Thursday, September 29, 2011
I'll Believe It When I See It
Slow Bob got the transfer! But that don’t mean anything. (I’d like to stop right here and tell you that I know my English is not always correct—I should have said, “That doesn’t mean anything,”—but I am writing how I speak, just like I would if we were sitting across the table from each other having a cup of coffee. Not to say I always know what’s correct English. However sometimes I know when it’s not right and I do it anyway.)
So Bob got the transfer. We got more hay yesterday anyway.
Even though everything looks pretty good at this point, I have no faith that it will actually happen. According to Bob’s banker, the only thing we’re waiting for now is the appraisal. Since we keep lowering the price every time we lose a buyer and put it back on the market, the last appraisal is twenty thousand dollars higher than what Bob is paying. And since we never stop working on it (since the last appraisal, we’ve painted ceilings, put pea gravel in the tractor shed, installed a new ceiling light, put ferns on the porch…) the amount of the appraisal shouldn’t be a problem.
The loan officer said, “Just as long as there are good comps, we should be good to go!”
I assured her, “Oh yeah, there are plenty of good comps!”

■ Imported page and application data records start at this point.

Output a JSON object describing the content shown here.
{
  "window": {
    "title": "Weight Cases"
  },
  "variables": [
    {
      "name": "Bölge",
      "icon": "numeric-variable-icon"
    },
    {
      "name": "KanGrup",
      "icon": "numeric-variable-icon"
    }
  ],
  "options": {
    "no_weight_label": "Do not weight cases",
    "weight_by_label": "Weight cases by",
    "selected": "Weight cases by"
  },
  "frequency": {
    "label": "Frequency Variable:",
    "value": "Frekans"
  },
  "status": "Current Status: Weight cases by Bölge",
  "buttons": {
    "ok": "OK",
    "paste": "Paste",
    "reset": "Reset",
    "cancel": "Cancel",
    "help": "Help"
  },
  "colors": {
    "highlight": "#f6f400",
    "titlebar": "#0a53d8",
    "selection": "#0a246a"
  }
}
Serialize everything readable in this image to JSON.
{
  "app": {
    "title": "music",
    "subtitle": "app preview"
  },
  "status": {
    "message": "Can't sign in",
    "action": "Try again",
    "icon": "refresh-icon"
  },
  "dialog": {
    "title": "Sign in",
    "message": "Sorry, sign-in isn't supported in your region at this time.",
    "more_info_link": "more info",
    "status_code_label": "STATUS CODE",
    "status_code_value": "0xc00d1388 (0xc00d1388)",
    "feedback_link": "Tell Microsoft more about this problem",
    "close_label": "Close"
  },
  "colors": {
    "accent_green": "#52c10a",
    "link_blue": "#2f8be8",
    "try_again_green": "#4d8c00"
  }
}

But there aren’t. I live in a town of about a thousand people. We’re out in the middle of nowhere. And this is a place people don’t move away from. People stay here. What are the chances that, at any given time, there will be a farm exactly like mine for sale?—a four bedroom house with one bathroom and with real horse facilities including a riding arena on ten acres? There’s a house for sale down the block right now. It has two acres, three bathrooms, no horse facilities and it’s on the highway. There’s another one in the other direction that has around the same acres as mine and a similar horse barn. But no house. (Of course serious horse people don’t care about houses. Just give us a barn with water and electric and a place to plug in the coffee pot so we can make a bran mash for the old guy in the winter.) A couple of miles down the road there’s an old dairy farm on sixty acres for sale. None of them are really comparable to mine. What are they going to want? A cookie-cutter house in the middle of a development that’s the same as all the other ones except the kitchen is beige and not blue?
So it’s going to depend on how much of a stickler Bob’s bank is going to be. And that means I had to go and get more hay.